▶ INSTRUCTIONS TO FOLLOW
Quote each record exactly, please, leaving none out.

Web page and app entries
++++

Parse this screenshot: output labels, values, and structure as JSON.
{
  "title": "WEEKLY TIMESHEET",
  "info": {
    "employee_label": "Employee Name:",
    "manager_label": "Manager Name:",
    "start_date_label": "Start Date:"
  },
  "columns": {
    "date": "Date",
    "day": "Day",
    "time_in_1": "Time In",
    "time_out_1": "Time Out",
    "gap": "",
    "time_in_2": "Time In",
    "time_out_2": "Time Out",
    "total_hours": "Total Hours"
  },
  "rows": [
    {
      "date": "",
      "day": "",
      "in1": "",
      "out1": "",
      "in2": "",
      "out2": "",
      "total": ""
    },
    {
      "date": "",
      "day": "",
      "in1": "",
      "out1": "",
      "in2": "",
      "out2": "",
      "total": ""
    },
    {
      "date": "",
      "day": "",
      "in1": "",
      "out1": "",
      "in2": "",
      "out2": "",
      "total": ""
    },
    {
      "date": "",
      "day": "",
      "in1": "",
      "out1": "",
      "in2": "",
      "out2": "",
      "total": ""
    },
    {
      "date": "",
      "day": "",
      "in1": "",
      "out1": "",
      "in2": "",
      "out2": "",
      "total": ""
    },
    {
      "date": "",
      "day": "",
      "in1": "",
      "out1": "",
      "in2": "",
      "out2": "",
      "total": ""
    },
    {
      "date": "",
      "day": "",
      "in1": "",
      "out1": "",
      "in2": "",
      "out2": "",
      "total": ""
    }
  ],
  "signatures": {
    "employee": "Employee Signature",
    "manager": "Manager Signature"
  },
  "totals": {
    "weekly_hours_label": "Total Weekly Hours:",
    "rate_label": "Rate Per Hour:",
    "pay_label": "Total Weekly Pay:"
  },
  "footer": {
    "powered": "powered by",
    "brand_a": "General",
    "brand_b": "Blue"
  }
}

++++

▶ EXPECTED ANSWER
Parse this screenshot: output labels, values, and structure as JSON.
{
  "title": "WEEKLY TIMESHEET",
  "info": {
    "employee_label": "Employee Name:",
    "manager_label": "Manager Name:",
    "start_date_label": "Start Date:"
  },
  "columns": {
    "date": "Date",
    "day": "Day",
    "time_in_1": "Time In",
    "time_out_1": "Time Out",
    "gap": "",
    "time_in_2": "Time In",
    "time_out_2": "Time Out",
    "total_hours": "Total Hours"
  },
  "rows": [
    {
      "date": "",
      "day": "",
      "in1": "",
      "out1": "",
      "in2": "",
      "out2": "",
      "total": ""
    },
    {
      "date": "",
      "day": "",
      "in1": "",
      "out1": "",
      "in2": "",
      "out2": "",
      "total": ""
    },
    {
      "date": "",
      "day": "",
      "in1": "",
      "out1": "",
      "in2": "",
      "out2": "",
      "total": ""
    },
    {
      "date": "",
      "day": "",
      "in1": "",
      "out1": "",
      "in2": "",
      "out2": "",
      "total": ""
    },
    {
      "date": "",
      "day": "",
      "in1": "",
      "out1": "",
      "in2": "",
      "out2": "",
      "total": ""
    },
    {
      "date": "",
      "day": "",
      "in1": "",
      "out1": "",
      "in2": "",
      "out2": "",
      "total": ""
    },
    {
      "date": "",
      "day": "",
      "in1": "",
      "out1": "",
      "in2": "",
      "out2": "",
      "total": ""
    }
  ],
  "signatures": {
    "employee": "Employee Signature",
    "manager": "Manager Signature"
  },
  "totals": {
    "weekly_hours_label": "Total Weekly Hours:",
    "rate_label": "Rate Per Hour:",
    "pay_label": "Total Weekly Pay:"
  },
  "footer": {
    "powered": "powered by",
    "brand_a": "General",
    "brand_b": "Blue"
  }
}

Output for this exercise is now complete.